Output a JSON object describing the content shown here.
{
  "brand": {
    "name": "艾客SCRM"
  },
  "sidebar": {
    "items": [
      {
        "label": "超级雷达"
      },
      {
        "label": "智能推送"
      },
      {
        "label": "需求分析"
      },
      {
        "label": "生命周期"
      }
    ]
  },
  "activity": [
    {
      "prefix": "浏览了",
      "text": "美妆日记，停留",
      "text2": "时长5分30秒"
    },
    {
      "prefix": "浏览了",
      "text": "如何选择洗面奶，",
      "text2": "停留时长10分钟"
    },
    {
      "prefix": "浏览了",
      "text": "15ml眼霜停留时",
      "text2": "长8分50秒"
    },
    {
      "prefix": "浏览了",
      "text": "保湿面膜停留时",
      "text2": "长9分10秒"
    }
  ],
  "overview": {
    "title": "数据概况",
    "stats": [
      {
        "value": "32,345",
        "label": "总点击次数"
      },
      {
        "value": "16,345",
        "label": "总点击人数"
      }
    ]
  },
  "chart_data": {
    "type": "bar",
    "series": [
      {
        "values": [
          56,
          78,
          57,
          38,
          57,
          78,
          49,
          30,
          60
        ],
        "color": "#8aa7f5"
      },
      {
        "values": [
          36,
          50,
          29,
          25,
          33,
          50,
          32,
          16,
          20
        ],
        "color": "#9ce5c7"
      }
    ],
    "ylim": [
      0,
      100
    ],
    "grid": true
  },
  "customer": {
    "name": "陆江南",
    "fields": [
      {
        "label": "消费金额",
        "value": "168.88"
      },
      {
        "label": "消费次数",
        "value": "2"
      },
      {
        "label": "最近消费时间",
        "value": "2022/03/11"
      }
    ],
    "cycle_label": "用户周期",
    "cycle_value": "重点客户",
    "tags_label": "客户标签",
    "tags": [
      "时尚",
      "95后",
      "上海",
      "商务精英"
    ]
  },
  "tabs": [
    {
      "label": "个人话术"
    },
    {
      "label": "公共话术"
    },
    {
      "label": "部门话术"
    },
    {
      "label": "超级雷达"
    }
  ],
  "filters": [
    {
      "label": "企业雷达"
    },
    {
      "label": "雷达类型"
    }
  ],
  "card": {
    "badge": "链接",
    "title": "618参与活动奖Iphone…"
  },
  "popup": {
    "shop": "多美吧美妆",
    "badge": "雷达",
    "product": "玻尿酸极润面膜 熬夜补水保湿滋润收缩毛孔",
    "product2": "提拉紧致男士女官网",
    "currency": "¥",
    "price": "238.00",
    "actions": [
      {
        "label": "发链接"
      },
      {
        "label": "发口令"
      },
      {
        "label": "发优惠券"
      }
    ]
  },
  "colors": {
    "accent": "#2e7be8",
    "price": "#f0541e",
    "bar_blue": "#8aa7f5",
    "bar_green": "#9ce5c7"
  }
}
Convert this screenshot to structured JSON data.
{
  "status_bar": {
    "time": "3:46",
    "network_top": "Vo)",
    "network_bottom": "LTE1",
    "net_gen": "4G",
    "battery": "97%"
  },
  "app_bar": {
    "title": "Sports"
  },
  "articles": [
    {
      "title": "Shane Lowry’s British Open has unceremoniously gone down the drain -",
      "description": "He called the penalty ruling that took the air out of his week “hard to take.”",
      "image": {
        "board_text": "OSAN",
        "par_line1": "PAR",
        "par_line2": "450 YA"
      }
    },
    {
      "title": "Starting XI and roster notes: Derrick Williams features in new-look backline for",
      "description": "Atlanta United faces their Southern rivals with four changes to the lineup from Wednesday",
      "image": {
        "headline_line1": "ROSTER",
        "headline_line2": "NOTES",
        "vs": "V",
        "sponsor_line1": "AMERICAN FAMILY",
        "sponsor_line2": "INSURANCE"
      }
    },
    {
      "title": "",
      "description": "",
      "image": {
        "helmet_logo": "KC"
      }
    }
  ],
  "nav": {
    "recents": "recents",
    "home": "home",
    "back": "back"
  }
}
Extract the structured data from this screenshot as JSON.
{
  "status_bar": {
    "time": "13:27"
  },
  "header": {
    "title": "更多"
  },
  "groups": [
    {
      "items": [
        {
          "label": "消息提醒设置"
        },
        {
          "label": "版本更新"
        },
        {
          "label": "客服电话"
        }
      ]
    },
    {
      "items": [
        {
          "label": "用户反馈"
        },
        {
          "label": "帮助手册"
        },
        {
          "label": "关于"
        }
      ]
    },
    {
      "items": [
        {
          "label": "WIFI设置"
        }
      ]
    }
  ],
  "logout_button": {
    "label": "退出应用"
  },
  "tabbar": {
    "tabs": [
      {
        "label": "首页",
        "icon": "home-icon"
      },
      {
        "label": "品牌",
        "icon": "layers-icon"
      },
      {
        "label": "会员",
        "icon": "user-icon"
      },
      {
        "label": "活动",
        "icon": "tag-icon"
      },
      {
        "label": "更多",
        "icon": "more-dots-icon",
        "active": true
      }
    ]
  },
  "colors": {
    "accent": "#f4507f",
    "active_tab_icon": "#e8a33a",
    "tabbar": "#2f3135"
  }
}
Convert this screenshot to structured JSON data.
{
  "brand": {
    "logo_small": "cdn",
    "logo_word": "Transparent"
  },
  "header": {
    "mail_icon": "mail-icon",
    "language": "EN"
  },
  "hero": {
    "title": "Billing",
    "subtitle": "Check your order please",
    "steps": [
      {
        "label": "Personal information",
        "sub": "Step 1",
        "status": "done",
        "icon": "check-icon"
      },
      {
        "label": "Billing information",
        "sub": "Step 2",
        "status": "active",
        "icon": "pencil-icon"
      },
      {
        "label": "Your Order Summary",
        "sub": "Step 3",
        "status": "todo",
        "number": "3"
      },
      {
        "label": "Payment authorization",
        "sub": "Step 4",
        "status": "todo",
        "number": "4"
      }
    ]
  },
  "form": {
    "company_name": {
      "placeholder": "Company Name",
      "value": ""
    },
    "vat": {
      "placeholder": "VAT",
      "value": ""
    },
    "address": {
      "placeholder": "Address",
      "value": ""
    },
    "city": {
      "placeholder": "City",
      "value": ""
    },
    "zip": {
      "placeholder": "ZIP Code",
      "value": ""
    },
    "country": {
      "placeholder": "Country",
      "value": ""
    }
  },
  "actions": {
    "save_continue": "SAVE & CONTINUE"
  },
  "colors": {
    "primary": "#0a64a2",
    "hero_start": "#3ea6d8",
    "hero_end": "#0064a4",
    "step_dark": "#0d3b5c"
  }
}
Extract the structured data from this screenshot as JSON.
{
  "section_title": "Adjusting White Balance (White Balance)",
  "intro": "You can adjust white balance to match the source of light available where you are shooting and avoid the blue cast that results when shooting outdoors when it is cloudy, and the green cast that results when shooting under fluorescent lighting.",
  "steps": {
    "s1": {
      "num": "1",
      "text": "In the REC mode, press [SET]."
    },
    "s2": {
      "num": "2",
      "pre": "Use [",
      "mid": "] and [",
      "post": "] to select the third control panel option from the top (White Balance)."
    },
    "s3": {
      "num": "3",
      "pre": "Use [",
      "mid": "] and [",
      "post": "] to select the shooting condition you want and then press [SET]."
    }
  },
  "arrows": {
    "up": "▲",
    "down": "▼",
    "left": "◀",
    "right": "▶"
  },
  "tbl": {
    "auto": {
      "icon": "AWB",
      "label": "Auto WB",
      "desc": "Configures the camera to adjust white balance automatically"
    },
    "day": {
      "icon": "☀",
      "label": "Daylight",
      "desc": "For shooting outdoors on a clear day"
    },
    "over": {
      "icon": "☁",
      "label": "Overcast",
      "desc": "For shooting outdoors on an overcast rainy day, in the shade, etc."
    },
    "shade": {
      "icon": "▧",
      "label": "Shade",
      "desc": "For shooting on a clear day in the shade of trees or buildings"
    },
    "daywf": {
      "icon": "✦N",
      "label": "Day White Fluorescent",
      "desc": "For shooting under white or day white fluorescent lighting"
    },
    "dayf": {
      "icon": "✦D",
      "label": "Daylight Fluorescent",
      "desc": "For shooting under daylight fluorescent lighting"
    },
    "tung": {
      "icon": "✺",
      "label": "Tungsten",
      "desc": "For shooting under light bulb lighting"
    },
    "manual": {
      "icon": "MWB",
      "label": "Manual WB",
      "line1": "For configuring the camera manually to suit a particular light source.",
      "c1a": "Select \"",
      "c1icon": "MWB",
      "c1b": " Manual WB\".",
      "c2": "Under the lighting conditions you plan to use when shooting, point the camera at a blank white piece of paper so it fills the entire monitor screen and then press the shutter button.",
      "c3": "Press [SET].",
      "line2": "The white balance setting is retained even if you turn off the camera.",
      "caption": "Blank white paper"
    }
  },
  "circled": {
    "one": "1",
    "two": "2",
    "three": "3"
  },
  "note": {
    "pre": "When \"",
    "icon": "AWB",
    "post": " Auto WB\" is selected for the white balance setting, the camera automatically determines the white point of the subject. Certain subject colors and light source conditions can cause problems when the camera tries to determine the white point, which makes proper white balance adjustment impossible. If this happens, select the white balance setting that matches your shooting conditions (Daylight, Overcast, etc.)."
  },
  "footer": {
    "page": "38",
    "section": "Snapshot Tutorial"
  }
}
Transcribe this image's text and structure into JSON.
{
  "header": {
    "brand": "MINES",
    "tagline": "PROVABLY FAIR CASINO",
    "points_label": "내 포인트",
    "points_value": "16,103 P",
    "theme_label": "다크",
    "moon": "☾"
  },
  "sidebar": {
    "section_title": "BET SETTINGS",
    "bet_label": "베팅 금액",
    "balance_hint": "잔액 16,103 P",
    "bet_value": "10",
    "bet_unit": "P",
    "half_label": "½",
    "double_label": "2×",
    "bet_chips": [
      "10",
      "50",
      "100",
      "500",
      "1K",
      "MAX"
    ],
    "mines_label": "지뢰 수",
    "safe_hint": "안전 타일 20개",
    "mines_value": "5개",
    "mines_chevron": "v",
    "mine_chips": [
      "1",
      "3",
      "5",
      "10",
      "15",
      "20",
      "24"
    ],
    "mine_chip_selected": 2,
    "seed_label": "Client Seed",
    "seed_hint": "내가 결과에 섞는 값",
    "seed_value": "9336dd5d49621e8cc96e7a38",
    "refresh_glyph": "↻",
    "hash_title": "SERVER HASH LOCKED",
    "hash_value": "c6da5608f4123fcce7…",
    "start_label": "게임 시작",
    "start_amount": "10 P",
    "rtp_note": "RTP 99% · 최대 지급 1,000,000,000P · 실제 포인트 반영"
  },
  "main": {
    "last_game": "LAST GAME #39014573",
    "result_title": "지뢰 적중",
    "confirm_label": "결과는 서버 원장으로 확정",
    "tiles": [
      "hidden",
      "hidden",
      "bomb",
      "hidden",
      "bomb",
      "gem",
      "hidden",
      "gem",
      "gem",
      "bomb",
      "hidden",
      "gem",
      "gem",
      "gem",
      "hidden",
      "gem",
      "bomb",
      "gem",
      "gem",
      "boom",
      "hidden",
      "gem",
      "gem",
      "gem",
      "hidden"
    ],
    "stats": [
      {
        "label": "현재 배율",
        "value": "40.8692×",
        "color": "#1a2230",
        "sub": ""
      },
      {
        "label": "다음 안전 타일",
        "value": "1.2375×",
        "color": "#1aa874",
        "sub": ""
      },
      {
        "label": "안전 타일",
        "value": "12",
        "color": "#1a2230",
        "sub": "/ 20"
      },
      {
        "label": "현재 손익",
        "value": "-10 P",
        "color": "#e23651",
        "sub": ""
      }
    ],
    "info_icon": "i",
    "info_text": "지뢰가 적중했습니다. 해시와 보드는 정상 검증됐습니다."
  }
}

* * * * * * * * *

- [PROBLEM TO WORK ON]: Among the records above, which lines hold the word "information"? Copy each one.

- [EXPECTED OUTPUT]:
        "label": "Personal information",
        "label": "Billing information",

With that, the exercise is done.